Tax Planning: Work closely with tax advisors to optimize tax planning strategies for managing retained earnings post-conversion. This may involve exploring various tax incentives and credits available to S Corps to minimize tax liabilities.
Impact of Retained Earnings on Shareholder Distributions
Your understanding of the impact of retained earnings on shareholder distributions is crucial for making informed financial decisions as an S Corp. As an S Corp, the allocation of retained earnings directly affects shareholder payouts. Retained earnings represent the accumulated profits that haven’t been distributed to shareholders. When these earnings are distributed, they can significantly impact shareholder payouts.
The allocation of retained earnings plays a vital role in determining the amount available for shareholder distributions. As an S Corp, the profit allocation is directly linked to shareholder distributions. When retained earnings are allocated towards shareholder distributions, it can result in increased payouts to the shareholders. Conversely, if a significant portion of the retained earnings is reinvested in the business, it may limit the amount available for distributions to shareholders.
It’s essential to carefully consider the impact of retained earnings on shareholder distributions to ensure that the company’s financial resources are utilized effectively. By understanding how profit allocation and retained earnings impact shareholder payouts, you can make strategic decisions to optimize distributions while supporting the long-term financial health of the business.
Frequently Asked Questions
Can Retained Earnings in an S Corp Be Distributed to Shareholders Tax-Free?
Yes, in an S corp, retained earnings can be distributed to shareholders tax-free, subject to certain limitations.

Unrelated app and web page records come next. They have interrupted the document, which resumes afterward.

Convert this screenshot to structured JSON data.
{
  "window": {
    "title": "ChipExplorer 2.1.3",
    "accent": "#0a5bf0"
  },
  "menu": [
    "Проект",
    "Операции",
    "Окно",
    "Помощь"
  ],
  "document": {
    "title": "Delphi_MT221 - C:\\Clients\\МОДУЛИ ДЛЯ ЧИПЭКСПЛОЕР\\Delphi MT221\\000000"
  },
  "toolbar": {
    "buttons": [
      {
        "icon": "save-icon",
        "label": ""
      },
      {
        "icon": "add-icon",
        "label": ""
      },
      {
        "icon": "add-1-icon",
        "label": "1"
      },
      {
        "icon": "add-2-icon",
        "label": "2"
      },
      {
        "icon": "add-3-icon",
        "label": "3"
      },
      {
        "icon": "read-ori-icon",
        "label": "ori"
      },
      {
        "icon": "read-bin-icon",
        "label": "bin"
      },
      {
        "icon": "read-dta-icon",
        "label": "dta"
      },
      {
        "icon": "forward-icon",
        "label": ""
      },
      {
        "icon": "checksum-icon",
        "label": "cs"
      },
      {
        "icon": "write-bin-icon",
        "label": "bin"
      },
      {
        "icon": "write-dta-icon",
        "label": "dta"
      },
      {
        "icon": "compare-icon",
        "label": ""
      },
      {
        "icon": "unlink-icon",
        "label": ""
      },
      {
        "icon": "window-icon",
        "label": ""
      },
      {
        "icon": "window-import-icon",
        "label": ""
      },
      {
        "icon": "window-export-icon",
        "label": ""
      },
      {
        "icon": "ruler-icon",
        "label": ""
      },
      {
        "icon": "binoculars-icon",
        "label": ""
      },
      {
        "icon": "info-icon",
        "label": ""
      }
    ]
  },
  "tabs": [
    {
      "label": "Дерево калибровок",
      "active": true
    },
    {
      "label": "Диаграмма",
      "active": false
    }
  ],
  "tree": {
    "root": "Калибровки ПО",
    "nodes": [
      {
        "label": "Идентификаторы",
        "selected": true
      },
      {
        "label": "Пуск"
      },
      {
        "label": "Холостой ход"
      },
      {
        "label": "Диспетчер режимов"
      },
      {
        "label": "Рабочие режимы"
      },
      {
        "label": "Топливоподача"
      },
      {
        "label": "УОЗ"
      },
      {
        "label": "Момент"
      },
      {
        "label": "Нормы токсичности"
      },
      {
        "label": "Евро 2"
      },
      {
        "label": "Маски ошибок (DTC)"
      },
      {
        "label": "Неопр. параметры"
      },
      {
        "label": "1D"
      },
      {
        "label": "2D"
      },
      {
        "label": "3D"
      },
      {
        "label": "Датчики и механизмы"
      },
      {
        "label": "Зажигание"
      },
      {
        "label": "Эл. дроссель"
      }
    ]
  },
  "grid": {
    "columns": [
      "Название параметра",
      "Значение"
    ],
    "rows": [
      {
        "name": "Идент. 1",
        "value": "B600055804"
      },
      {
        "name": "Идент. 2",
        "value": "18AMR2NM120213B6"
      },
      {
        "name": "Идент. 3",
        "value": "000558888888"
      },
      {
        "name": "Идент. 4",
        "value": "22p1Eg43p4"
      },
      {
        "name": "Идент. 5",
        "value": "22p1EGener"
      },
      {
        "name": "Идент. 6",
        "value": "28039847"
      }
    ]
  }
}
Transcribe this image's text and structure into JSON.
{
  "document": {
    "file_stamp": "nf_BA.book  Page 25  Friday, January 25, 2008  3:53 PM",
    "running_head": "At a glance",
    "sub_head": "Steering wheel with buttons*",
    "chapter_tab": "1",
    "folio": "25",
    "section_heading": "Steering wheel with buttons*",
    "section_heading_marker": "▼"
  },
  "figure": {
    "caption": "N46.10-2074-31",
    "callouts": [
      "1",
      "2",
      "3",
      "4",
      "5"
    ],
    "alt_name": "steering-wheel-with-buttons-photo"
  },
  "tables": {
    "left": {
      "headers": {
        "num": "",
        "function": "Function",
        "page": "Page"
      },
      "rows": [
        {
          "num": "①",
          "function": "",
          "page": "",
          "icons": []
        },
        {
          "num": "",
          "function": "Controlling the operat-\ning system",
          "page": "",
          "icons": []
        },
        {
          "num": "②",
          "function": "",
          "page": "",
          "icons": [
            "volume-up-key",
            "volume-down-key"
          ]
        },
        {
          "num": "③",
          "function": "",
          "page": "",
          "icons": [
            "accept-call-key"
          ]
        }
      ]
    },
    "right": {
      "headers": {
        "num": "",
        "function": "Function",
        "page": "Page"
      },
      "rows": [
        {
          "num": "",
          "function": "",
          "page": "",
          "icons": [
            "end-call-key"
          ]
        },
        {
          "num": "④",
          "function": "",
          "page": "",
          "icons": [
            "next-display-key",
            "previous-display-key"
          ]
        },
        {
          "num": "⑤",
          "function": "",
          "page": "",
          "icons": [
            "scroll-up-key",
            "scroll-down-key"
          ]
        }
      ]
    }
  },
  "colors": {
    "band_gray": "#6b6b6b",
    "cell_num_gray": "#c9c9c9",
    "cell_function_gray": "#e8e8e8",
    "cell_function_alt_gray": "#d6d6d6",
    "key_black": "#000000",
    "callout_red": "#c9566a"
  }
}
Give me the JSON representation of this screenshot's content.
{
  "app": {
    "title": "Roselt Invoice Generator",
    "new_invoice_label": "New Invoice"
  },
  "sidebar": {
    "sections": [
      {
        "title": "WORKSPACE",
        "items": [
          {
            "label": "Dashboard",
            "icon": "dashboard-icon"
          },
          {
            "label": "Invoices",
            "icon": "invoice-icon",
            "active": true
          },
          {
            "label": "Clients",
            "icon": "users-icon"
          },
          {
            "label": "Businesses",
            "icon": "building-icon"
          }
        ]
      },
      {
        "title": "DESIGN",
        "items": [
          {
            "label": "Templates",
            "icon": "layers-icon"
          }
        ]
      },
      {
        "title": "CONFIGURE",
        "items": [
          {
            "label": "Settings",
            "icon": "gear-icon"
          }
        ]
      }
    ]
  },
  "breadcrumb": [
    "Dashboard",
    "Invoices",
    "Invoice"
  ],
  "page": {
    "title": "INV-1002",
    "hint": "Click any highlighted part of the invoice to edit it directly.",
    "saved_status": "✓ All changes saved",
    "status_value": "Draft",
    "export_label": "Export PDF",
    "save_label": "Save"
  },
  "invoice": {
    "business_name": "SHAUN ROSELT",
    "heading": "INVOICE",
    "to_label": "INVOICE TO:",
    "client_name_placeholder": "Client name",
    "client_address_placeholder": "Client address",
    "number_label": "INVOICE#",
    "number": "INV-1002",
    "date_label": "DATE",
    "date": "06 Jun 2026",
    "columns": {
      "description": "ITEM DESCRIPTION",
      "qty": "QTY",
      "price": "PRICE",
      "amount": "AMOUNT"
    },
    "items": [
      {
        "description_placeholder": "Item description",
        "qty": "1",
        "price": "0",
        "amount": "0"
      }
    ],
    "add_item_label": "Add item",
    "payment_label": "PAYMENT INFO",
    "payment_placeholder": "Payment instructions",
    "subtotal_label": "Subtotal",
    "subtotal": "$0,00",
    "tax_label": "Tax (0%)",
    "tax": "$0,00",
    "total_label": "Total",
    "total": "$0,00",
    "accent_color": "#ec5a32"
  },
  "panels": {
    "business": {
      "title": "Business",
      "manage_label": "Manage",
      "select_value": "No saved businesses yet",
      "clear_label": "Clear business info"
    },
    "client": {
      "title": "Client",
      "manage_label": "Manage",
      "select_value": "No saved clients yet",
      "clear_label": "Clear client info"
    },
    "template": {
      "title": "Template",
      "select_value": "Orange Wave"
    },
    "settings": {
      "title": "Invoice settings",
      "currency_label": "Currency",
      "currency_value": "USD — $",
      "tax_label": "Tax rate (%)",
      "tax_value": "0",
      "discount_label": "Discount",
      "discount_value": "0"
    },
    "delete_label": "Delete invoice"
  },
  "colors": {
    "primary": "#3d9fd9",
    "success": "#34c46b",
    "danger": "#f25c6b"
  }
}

This has important tax implications for shareholders, allowing them to receive distributions without incurring additional tax liabilities.
What Are the Potential Risks and Drawbacks of Converting From a C Corp to an S Corp in Terms of Retained Earnings?
Converting from a C corp to an S corp can have potential risks and tax implications for retained earnings and distribution strategies. It’s important to carefully assess the impact on your business before making the switch.
How Does the Treatment of Retained Earnings Differ Between C Corps and S Corps When It Comes to Tax Implications?
When it comes to tax implications, the treatment of retained earnings differs between C corps and S corps. In an S corp, retained earnings can be distributed tax free, providing potential tax advantages for shareholders.
Are There Any Specific Strategies or Best Practices for Managing Retained Earnings After the Conversion From a C Corp to an S Corp?
After converting from a C Corp to an S Corp, managing distributions and understanding the tax implications of retained earnings is crucial. Seek professional advice to develop specific strategies and best practices tailored to your business needs.
How Can the Impact of Retained Earnings on Shareholder Distributions Be Mitigated or Optimized in an S Corp?
To optimize distributions in an S Corp, managing taxes is key. By strategizing on how retained earnings impact shareholder distributions, you can mitigate tax burdens and maximize profits for shareholders.
So, if you’re considering converting your C Corp to an S Corp, it’s important to understand the implications for your retained earnings.
Make sure to carefully consider the tax implications and develop a strategy for managing your retained earnings post-conversion.
With proper planning, you can effectively transition your retained earnings and maximize shareholder distributions in your new S Corp structure.